First, European banking supervision allows banks in the entire euro area to be supervised in a uniform manner according to the same high standards. These harmonised standards will emerge from the cross-border sharing of experience, noting the best aspects of each national approach to banking supervision and adopting these for use at the European level.
Second, European banking supervision makes it possible to effectively identify and manage cross-border problems. This is essential because large banks are usually active in more than one country.
Third, taking banking supervision from the national to the European level will add a degree of separation between supervisors and the banks they supervise. This will prevent supervisors from handling their banks with kid-gloves out of national interest.
As you can see, we have come to expect a lot from European banking supervision. And in 2016, the Single Supervisory Mechanism will be supplemented by a European resolution mechanism for banks. This will be the final step on the road to banking union and a major step forward in designing a better framework for the European monetary union.
However, to make monetary union more stable, the EMU framework needs further reform, too. The primary objective should be to increase the incentives to make sound and responsible decisions within the euro area. To this end, it is important to rebalance liability and control.
Either we establish centralised rights to intervene in national fiscal policies or we strengthen the principle of individual national liability.
As I do not see enough support for the great leap forward – either in the political sphere or among electorates – I do not expect it to occur in the foreseeable future. Therefore, the principle of national liability needs to be underscored. Otherwise, the deficit bias of member states of the euro area will be strengthened, which is harmful to the stability of the currency union.
Relying on fiscal rules alone will not suffice to overcome the euro area’s vulnerability to crises once and for all. On the contrary, additional steps are needed to strengthen the disciplining effect of capital markets on fiscal policy. In that sense, the principle of individual national responsibility ultimately means that governments, too, must be allowed to fail financially.
Ladies and gentlemen,
Recent events could create the impression of the euro area being stuck in a time loop – it is a bit like “Groundhog Day”, but less funny. Nevertheless, it should be stressed that, in the past six years, we have made considerable headway in resolving the crisis and in putting the euro area back on a solid footing. We have achieved a great deal but much still remains to be done – both at the national and at the European level.

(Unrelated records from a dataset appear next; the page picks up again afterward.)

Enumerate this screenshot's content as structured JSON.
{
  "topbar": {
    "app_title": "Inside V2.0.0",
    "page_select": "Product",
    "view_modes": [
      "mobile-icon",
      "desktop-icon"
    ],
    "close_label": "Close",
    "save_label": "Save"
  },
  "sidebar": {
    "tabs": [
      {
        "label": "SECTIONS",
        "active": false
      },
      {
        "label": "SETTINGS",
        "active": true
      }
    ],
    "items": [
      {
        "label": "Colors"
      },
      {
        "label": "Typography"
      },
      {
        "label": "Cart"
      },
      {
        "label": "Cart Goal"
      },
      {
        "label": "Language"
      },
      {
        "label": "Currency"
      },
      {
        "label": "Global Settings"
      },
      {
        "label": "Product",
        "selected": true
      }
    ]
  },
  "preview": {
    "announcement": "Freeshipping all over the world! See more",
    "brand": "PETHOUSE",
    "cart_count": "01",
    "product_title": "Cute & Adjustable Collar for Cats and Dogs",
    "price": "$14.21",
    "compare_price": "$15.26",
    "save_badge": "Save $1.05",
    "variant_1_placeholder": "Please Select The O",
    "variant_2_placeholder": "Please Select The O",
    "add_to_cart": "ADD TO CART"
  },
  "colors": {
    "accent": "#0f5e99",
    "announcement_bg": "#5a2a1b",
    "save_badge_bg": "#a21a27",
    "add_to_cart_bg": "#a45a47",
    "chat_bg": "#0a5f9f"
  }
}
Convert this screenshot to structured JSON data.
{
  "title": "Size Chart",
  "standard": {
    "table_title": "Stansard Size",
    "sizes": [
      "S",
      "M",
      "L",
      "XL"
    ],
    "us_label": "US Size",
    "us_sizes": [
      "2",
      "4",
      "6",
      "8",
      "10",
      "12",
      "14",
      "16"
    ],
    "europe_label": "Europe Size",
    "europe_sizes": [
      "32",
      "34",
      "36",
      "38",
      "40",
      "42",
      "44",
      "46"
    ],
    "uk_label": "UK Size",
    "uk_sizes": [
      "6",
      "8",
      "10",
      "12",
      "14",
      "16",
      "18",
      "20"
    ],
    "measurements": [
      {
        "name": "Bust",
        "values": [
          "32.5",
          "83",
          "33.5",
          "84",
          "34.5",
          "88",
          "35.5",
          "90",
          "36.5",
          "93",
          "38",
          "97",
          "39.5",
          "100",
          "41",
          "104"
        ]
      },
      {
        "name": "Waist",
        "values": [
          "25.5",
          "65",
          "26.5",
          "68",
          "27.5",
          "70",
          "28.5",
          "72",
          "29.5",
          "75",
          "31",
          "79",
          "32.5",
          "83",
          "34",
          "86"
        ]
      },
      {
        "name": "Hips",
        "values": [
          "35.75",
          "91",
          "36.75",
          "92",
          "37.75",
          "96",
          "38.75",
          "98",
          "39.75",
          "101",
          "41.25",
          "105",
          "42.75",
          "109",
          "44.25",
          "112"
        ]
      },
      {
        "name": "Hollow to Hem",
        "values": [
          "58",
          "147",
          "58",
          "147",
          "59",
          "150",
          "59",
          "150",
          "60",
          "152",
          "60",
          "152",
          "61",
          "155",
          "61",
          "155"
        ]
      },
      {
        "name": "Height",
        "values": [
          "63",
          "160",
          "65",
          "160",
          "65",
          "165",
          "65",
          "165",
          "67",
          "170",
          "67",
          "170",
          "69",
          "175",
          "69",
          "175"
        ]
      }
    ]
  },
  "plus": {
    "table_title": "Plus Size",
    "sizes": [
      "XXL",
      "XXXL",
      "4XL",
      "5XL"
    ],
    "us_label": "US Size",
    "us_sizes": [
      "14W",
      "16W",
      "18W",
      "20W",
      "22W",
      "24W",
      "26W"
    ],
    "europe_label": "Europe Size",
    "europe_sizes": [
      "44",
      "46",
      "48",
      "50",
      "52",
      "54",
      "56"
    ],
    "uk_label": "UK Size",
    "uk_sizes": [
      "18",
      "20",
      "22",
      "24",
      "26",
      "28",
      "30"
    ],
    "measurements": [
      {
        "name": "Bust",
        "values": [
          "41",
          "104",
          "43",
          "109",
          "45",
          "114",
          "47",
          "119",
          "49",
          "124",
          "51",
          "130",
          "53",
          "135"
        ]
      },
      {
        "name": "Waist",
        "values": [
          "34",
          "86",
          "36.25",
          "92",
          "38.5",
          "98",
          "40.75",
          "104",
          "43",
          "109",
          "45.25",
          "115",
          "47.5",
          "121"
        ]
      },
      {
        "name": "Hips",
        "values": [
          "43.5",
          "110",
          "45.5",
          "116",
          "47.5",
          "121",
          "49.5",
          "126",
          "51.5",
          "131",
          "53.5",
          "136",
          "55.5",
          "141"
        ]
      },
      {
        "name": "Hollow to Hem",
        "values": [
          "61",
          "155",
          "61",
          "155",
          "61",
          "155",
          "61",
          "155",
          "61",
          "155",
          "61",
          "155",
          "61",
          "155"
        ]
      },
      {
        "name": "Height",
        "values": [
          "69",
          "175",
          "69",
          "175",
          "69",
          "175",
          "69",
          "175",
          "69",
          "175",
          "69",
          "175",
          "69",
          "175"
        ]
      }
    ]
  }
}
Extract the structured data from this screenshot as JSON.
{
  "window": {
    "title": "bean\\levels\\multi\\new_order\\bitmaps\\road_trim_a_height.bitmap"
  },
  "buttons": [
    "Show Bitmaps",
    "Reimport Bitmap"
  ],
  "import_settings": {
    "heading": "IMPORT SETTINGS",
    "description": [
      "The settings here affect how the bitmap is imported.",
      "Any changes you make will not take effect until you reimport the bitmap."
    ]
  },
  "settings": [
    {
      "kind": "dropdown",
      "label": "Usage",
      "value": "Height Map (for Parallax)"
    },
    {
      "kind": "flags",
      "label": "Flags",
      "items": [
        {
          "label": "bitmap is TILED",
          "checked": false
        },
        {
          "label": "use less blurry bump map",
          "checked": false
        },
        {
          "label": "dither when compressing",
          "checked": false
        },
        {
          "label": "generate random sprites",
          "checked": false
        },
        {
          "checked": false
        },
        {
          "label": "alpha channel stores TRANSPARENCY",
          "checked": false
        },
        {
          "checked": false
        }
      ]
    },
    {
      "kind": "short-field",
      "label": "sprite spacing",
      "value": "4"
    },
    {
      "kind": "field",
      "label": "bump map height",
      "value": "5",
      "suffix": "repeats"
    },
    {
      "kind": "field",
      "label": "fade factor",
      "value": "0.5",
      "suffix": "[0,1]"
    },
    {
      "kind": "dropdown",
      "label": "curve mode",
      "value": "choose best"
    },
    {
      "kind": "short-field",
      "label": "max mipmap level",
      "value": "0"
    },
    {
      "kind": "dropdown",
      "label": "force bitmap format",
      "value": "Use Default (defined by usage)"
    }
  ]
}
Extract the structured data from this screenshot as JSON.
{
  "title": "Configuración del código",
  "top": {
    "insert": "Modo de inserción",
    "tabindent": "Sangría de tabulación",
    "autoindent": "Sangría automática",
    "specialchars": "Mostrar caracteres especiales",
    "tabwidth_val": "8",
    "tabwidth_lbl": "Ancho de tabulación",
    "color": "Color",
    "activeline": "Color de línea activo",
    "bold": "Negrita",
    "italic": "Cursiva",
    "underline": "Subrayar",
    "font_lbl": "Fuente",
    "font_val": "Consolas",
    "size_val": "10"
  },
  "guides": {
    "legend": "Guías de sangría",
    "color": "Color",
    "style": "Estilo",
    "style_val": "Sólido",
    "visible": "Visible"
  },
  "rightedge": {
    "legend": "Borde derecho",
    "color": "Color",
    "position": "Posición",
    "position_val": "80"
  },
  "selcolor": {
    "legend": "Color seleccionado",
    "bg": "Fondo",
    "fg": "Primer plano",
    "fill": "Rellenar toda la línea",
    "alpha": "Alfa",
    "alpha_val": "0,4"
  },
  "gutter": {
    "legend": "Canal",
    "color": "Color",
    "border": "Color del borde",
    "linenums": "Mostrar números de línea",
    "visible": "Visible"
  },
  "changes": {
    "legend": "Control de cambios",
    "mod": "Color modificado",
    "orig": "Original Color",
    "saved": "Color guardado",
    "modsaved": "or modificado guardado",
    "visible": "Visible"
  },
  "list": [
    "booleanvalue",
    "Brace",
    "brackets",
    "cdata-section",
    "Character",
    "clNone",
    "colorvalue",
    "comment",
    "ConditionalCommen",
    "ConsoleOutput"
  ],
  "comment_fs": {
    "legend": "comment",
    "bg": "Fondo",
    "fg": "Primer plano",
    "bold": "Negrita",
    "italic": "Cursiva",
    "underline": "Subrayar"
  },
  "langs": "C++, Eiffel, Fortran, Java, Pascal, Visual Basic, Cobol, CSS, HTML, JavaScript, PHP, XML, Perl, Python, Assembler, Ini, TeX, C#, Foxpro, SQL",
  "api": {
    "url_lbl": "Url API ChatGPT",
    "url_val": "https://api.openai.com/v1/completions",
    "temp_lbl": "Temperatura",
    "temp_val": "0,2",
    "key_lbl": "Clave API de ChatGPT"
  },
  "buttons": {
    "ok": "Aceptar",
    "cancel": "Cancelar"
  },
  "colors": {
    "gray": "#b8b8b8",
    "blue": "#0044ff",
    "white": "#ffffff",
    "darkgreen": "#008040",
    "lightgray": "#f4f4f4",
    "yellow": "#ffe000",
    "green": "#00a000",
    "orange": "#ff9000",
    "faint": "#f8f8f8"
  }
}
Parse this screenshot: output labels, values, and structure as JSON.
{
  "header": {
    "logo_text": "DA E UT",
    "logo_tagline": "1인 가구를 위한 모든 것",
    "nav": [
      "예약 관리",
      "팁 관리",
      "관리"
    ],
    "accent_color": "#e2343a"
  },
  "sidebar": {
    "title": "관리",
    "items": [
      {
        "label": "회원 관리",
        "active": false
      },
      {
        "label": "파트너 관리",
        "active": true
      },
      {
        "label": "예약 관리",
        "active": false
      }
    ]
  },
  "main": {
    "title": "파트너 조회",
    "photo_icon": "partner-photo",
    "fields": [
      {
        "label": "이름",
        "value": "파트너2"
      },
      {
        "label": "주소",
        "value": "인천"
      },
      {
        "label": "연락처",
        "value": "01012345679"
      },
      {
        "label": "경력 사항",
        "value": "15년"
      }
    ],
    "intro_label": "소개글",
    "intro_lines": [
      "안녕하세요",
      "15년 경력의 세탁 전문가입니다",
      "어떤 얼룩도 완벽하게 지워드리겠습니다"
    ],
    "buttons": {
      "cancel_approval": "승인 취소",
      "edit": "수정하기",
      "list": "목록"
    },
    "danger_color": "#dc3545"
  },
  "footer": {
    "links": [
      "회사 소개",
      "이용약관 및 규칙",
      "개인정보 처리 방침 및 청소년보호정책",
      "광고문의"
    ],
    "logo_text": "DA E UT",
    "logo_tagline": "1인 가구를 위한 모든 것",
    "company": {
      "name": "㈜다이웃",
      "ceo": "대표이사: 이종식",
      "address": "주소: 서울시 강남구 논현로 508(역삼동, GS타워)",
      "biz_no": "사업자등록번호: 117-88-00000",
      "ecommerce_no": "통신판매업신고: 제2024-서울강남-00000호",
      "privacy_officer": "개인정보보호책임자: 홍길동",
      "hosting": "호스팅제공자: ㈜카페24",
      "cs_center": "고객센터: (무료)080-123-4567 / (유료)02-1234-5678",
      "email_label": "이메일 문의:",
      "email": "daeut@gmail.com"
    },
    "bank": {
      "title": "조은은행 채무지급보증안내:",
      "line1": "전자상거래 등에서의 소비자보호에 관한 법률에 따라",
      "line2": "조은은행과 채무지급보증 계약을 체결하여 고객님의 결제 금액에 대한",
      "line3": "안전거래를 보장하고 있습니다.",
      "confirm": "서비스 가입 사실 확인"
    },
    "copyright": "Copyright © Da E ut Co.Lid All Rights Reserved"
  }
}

If we are to overcome the multiple challenges that lay ahead, all the member states of the euro area will need to work together in a spirit of cooperation and demonstrate a firm commitment to the common currency. On that basis, I am confident that the euro area will remain a stable and prosperous economy.
Thank you for your attention.
This content is courtesy of the Deutsche Bundesbank Communications Department.